Monday, June 06, 2005

WHAT DOES APPLE HAVE IN COMMON WITH THE NEW YORK TIMES?

Apple, in this context, being the fruit-themed offsprog of Chris Martin and Gwyneth Paltrow, of course. Well, it turns out neither really thinks that much of Coldplay. Chris Martin reckons his kid prefers Sigur Ros to his own band - which is being taken by scientists as valuable evidence that bedwetting isn't a hereditry problem...

Meanwhile... The New York Times gives Martin and co the kicking they probably need:

Clearly, Coldplay is beloved: by moony high school girls and their solace-seeking parents, by hip-hop producers who sample its rich instrumental sounds and by emo rockers who admire Chris Martin's heart-on-sleeve lyrics. The band emanates good intentions, from Mr. Martin's political statements to lyrics insisting on its own benevolence. Coldplay is admired by everyone - everyone except me.
[...]
all that sonic splendor orchestrates Mr. Martin's voice and lyrics. He places his melodies near the top of his range to sound more fragile, so the tunes straddle the break between his radiant tenor voice and his falsetto. As he hops between them - in what may be Coldplay's most annoying tic - he makes a sound somewhere between a yodel and a hiccup. And the lyrics can make me wish I didn't understand English. Coldplay's countless fans seem to take comfort when Mr. Martin sings lines like, "Is there anybody out there who / Is lost and hurt and lonely too," while a strummed acoustic guitar telegraphs his aching sincerity. Me, I hear a passive-aggressive blowhard, immoderately proud as he flaunts humility. "I feel low," he announces in the chorus of "Low," belied by the peak of a crescendo that couldn't be more triumphant about it.
[...]
But Coldplay follow-throughs are redundant; from the beginning, Coldplay has verged on self-parody. When he moans his verses, Mr. Martin can sound so sorry for himself that there's hardly room to sympathize for him, and when he's not mixing metaphors, he fearlessly slings clichés. "Are you lost or incomplete," Mr. Martin sings in "Talk," which won't be cited in any rhyming dictionaries. "Do you feel like a puzzle / you can't find your missing piece."
[...]
On previous albums, Mr. Martin sang mostly in the first person, confessing to private vulnerabilities. This time, he sings a lot about "you": a lover, a brother, a random acquaintance. He has a lot of pronouncements and advice for all of them: "You just want somebody listening to what you say," and "Every step that you take could be your biggest mistake," and "Maybe you'll get what you wanted, maybe you'll stumble upon it" and "You don't have to be alone." It's supposed to be compassionate, empathetic, magnanimous, inspirational. But when the music swells up once more with tremolo guitars and chiming keyboards, and Mr. Martin's voice breaks for the umpteenth time, it sounds like hokum to me.

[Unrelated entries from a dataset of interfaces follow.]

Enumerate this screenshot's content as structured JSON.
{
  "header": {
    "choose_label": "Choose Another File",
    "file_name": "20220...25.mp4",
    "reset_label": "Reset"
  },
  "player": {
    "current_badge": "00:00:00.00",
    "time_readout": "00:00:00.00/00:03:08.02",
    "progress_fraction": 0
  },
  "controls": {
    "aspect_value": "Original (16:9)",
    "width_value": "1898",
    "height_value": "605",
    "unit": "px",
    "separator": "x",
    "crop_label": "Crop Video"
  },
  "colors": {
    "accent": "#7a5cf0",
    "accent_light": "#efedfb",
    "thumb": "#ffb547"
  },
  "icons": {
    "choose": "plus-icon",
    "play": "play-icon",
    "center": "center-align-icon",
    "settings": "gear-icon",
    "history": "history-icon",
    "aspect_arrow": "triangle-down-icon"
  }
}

John Pareles then goes on to steal Martin's cashcard and PIN number, and pees into the petrol tank on his 4x4.